Windows Components Object Model

Windows Components Object Model is an old however widely used technology on Windows Systems. Its Attack surface is vast and can be utilized for various goals which I hope to cover in future articles.

Known Techniques

COM Hijacking

​T1546.015 - Event Triggered Execution: Component Object Model Hijacking
Adversaries may establish persistence by executing malicious content triggered by hijacked references to Component Object Model (COM) objects.

COM Elevation of Privilege - UAC Bypass

​T1548.002 - Abuse Elevation Control Mechanism: Bypass User Account Control
Windows programs can elevate privileges or execute some elevated Component Object Model objects without prompting the user through the UAC notification box. An example of this is use of Rundll32 to load a specifically crafted DLL which loads an auto-elevated Component Object Model object and performs a file operation in a protected directory which would typically require elevated access.
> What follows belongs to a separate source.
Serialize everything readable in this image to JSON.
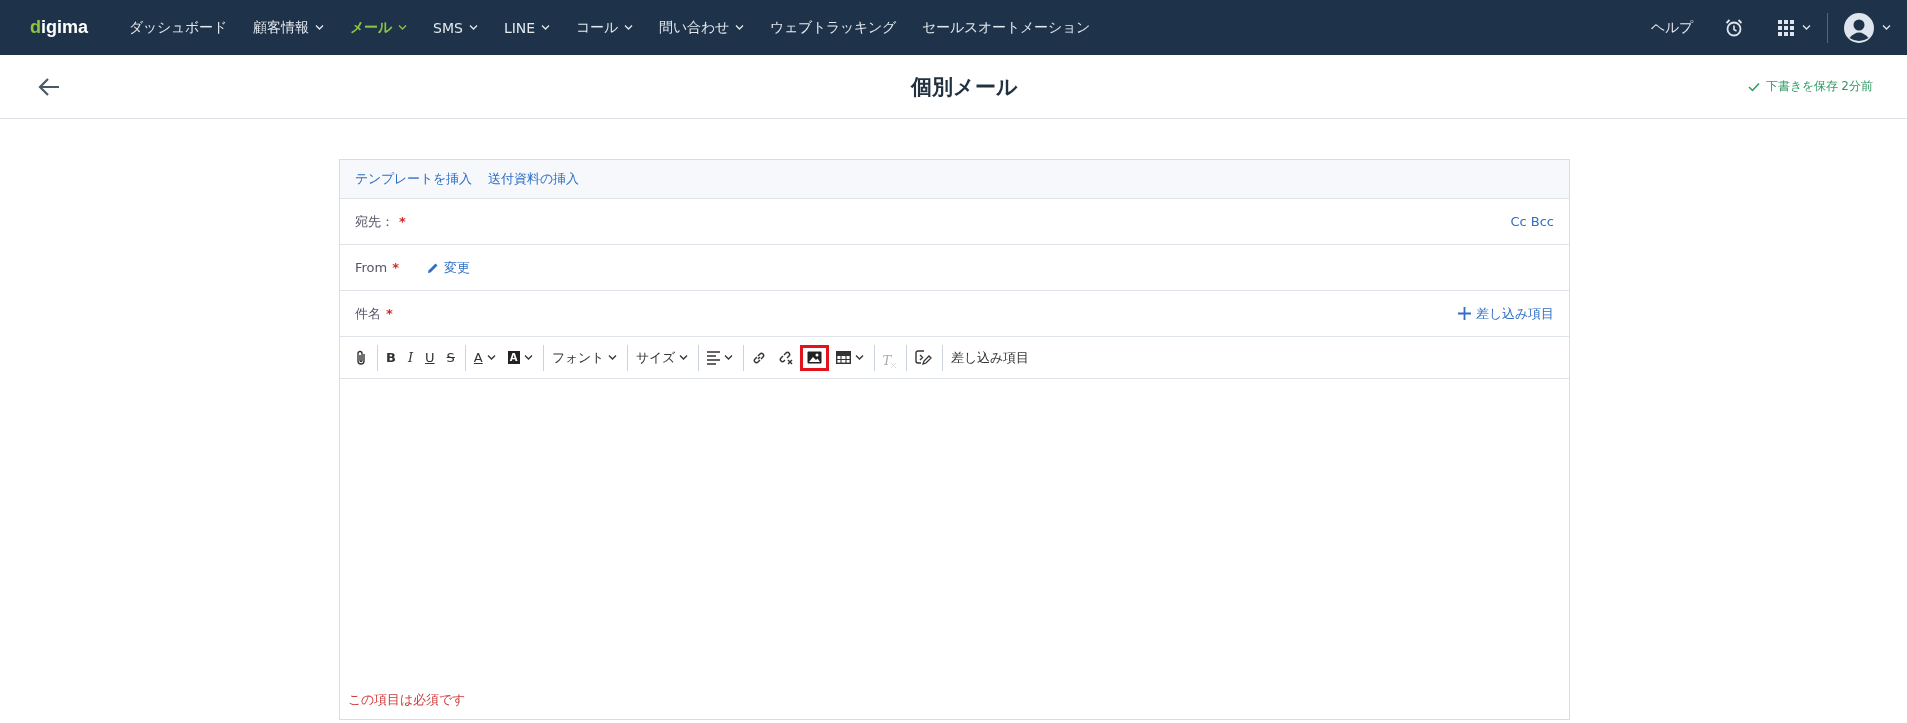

Lateral Movement with DCOM

​T1021.003 - Remote Services: Distributed Component Object Model
Adversaries may use Valid Accounts to interact with remote machines by taking advantage of Distributed Component Object Model (DCOM). The adversary may then perform actions as the logged-on user.

Code Execution

​T1559.001 - Inter-Process Communication: Component Object Model
Adversaries may use various COM objects to achieve their goals, some of their goals can be, Arbitrary code execution, Creating Schedules Tasks, Modification of Registry or Files, etc.

COM / DCOM reading material

Main Source

General COM Internals

COM Hijacking / Persistence

DCOM Lateral Movement

COM Privilege Escalation / UAC Bypasses